Along the way to becoming one of the city's most influential figures, politically wired attorney Willie Shepherd bullied, belittled, lied, and then some. And his fellow partners at Kamlet Shepherd & Reichert failed to stop him until two junior attorneys took a stand.
V. "STIR THE POT"
During the convention, one of assistant Stephanie Estabrook's many tasks was to manage Shepherd's allocation of VIP tickets in accordance with his wishes. Managing and bartering the finite number of tickets and reconciling it all with Shepherd's expectations, according to former staffers, was nearly impossible. Estabrook was not only responsible for most of that, but Shepherd also demanded that she hold his credentials and come running whenever he needed them.
The night of Obama's acceptance speech at Invesco Field at Mile High, Shepherd became irate that Estabrook did not get his credentials to him soon enough, even though, as Shepherd had ordered, she had been busy escorting a VIP through security. That evening, in front of a gathering of guests, Shepherd told Estabrook she was dumb and that it wasn't working out. He fired her. The next day, Friday, Estabrook went to the home of the firm's marketing manager, Terri Taylor, with whom she had been working closely, looking for support. As Estabrook informed Taylor about what had happened, one of them inadvertently called Shepherd from Estabrook's mobile phone. Shepherd overheard part of their conversation, and within a couple of days, Taylor, too, was no longer with KSR.
Shepherd's blow ups with Estabrook and Taylor became the stuff of legend at KSR, and, according to several of the firm's former attorneys and employees, unnerved the staff. Staks and Almon weren't sure if these developments made it a better or worse time to come forward. Then, the situation changed for the worse. Staks noticed that Shepherd had apparently falsified his biography on the KSR website.
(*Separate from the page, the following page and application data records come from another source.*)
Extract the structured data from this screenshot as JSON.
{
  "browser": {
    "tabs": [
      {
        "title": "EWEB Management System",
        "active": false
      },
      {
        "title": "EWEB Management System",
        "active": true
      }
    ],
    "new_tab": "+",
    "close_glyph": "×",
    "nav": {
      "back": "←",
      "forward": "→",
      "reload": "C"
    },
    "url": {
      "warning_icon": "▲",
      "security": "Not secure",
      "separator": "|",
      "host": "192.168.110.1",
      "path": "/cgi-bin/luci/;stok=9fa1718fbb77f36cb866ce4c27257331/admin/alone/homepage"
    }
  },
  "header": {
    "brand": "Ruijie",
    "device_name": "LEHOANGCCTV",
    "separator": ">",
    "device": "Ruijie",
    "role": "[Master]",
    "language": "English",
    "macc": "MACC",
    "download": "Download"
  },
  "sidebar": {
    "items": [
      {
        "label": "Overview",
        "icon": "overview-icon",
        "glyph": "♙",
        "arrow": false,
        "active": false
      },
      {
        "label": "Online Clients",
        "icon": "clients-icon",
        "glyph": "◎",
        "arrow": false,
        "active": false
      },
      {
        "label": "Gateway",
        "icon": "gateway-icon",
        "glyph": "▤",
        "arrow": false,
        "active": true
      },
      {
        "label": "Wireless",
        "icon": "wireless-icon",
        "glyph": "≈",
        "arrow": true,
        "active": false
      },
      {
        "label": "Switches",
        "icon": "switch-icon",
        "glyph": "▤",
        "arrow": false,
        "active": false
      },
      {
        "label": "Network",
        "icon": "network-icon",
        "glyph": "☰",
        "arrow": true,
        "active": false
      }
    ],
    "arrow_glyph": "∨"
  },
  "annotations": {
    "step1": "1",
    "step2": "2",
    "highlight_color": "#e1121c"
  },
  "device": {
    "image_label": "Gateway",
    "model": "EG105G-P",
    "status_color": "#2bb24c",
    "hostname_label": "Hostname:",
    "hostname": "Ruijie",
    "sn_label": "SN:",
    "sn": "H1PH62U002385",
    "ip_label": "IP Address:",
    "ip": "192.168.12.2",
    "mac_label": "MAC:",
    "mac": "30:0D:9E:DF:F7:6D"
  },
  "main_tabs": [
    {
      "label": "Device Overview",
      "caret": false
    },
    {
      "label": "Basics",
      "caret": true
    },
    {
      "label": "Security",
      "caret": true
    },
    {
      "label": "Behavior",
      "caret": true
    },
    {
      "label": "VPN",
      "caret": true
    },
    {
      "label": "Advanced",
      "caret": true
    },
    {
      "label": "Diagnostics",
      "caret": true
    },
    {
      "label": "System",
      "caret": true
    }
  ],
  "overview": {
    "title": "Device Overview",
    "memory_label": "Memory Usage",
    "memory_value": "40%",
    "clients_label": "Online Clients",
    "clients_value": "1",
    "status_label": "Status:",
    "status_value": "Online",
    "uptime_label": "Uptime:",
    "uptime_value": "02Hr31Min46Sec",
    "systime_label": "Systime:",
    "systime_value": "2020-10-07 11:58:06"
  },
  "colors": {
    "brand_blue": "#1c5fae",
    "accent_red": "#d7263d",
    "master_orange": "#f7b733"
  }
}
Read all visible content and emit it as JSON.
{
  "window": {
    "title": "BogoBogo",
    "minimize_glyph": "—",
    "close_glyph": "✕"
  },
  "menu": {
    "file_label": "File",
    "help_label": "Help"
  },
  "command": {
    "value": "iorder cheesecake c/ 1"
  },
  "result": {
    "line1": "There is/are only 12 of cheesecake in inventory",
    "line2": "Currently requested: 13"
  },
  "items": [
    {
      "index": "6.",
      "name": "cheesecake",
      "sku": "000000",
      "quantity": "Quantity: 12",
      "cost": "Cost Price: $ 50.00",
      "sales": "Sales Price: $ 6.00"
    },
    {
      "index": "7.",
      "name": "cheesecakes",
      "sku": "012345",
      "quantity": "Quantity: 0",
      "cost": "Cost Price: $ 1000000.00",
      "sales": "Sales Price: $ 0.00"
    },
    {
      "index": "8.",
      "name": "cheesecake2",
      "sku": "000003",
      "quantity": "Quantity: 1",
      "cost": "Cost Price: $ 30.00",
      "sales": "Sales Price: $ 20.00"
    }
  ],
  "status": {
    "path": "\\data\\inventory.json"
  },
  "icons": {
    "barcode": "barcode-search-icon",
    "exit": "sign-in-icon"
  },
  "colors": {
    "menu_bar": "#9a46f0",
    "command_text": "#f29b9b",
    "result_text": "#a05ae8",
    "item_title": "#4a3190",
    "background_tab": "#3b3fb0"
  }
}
As far as Staks and Almon could tell, Shepherd was mischaracterizing his work experience.
There was more. Shepherd attempted to undermine one of his own clients, or so it seemed to Staks and Almon. CBS Outdoor, one of the region's largest outdoor advertising companies, was fending off a competitor's challenge to CBS' claims to some of its long-held billboards. The competitor alleged that CBS' city-approved permits to 27 signs, worth some $2.2 million in annual revenue, were out of order. In a meeting in September 2008, at which Staks was present, CBS Outdoor executive Dan Scherer discussed with Shepherd resolving the issue. Shepherd suggested calling the city and asking them to check the permits.
Scherer, as Staks would recall, was adamant that he "did not want to wake the sleeping giant," meaning he did not want such a call to be placed to the city, and Shepherd agreed KSR would explore other strategies. Nevertheless, the next day, according to Staks, Shepherd directed him to call the city agency and have the permits examined. Staks, as he would recall, asked Shepherd for clarification: did Shepherd want him, despite the client's comments, to call the city? Shepherd said to Staks, "I am telling you to stir the pot." There was no other reason for Shepherd to directly go against the client's wishes, as far as the associate could tell, other than to drum up billable hours. Staks turned to Almon, who told him what he already believed to be the case: Under these circumstances—a permitting issue—the firm had an ethical and professional obligation to follow the client's wishes.
Together, the two attorneys decided that Staks would not act on Shepherd's directive; instead he would e-mail Shepherd and ask him if he was certain he wanted the associate to ignore what Scherer had said. If Shepherd would confirm this in writing, that would add to what Staks and Almon regarded as a body of evidence they planned to take to the senior partners. On September 17, 2008, at 1:01 p.m., Staks sent Shepherd an e-mail with the subject heading "Stirring the pot," asking him to confirm the order. Weeks passed without a response.
The craziness of it all, Staks and Almon now believed, had to be addressed, and the two attorneys decided it was time to talk to another senior partner. That September, Almon went to equity partner Ray Gifford. Both Almon and Staks regarded Gifford as an upstanding attorney and a good guy. They knew also that Gifford was a close friend of Lee Reichert. Their families had shared a condo in Winter Park, and Reichert had persuaded Gifford to join KSR. In talking to Gifford, Almon figured, she could diplomatically communicate her concerns to Reichert. Gifford was deeply troubled by what he heard, and that same day set up an off-campus meeting with the two junior attorneys, himself, and Lee Reichert.